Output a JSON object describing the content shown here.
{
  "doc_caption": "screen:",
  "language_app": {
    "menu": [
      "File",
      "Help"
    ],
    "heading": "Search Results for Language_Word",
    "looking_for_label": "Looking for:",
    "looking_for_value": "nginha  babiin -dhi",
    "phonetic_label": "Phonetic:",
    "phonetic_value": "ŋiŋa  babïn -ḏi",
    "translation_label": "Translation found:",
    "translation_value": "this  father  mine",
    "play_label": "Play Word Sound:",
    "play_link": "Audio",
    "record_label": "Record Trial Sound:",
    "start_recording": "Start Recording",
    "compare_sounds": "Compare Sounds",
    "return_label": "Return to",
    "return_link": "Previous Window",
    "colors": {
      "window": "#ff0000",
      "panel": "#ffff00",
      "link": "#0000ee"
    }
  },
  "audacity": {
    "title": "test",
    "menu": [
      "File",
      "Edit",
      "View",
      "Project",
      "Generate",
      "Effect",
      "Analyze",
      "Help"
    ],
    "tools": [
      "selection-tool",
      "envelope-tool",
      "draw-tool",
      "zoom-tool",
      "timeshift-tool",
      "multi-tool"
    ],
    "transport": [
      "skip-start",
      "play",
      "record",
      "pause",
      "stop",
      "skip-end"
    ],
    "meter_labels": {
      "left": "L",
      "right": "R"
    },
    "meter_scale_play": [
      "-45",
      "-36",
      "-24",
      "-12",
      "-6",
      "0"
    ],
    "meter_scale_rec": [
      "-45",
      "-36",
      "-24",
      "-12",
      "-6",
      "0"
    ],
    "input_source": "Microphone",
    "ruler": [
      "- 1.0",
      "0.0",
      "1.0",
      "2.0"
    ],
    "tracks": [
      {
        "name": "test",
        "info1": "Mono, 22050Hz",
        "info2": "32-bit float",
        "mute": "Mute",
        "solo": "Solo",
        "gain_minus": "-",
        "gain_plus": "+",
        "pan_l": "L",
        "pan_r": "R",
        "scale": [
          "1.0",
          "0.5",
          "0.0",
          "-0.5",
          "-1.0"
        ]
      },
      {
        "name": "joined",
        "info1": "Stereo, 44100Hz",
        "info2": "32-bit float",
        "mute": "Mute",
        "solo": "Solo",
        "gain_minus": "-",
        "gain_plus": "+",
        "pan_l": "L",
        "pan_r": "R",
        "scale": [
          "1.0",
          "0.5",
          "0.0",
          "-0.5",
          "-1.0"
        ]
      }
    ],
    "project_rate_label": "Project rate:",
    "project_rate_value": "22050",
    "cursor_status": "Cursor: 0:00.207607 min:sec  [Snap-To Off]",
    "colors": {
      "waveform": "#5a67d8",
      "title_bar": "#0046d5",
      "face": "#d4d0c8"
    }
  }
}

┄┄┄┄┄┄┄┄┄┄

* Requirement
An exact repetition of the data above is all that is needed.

* Solution
Output a JSON object describing the content shown here.
{
  "doc_caption": "screen:",
  "language_app": {
    "menu": [
      "File",
      "Help"
    ],
    "heading": "Search Results for Language_Word",
    "looking_for_label": "Looking for:",
    "looking_for_value": "nginha  babiin -dhi",
    "phonetic_label": "Phonetic:",
    "phonetic_value": "ŋiŋa  babïn -ḏi",
    "translation_label": "Translation found:",
    "translation_value": "this  father  mine",
    "play_label": "Play Word Sound:",
    "play_link": "Audio",
    "record_label": "Record Trial Sound:",
    "start_recording": "Start Recording",
    "compare_sounds": "Compare Sounds",
    "return_label": "Return to",
    "return_link": "Previous Window",
    "colors": {
      "window": "#ff0000",
      "panel": "#ffff00",
      "link": "#0000ee"
    }
  },
  "audacity": {
    "title": "test",
    "menu": [
      "File",
      "Edit",
      "View",
      "Project",
      "Generate",
      "Effect",
      "Analyze",
      "Help"
    ],
    "tools": [
      "selection-tool",
      "envelope-tool",
      "draw-tool",
      "zoom-tool",
      "timeshift-tool",
      "multi-tool"
    ],
    "transport": [
      "skip-start",
      "play",
      "record",
      "pause",
      "stop",
      "skip-end"
    ],
    "meter_labels": {
      "left": "L",
      "right": "R"
    },
    "meter_scale_play": [
      "-45",
      "-36",
      "-24",
      "-12",
      "-6",
      "0"
    ],
    "meter_scale_rec": [
      "-45",
      "-36",
      "-24",
      "-12",
      "-6",
      "0"
    ],
    "input_source": "Microphone",
    "ruler": [
      "- 1.0",
      "0.0",
      "1.0",
      "2.0"
    ],
    "tracks": [
      {
        "name": "test",
        "info1": "Mono, 22050Hz",
        "info2": "32-bit float",
        "mute": "Mute",
        "solo": "Solo",
        "gain_minus": "-",
        "gain_plus": "+",
        "pan_l": "L",
        "pan_r": "R",
        "scale": [
          "1.0",
          "0.5",
          "0.0",
          "-0.5",
          "-1.0"
        ]
      },
      {
        "name": "joined",
        "info1": "Stereo, 44100Hz",
        "info2": "32-bit float",
        "mute": "Mute",
        "solo": "Solo",
        "gain_minus": "-",
        "gain_plus": "+",
        "pan_l": "L",
        "pan_r": "R",
        "scale": [
          "1.0",
          "0.5",
          "0.0",
          "-0.5",
          "-1.0"
        ]
      }
    ],
    "project_rate_label": "Project rate:",
    "project_rate_value": "22050",
    "cursor_status": "Cursor: 0:00.207607 min:sec  [Snap-To Off]",
    "colors": {
      "waveform": "#5a67d8",
      "title_bar": "#0046d5",
      "face": "#d4d0c8"
    }
  }
}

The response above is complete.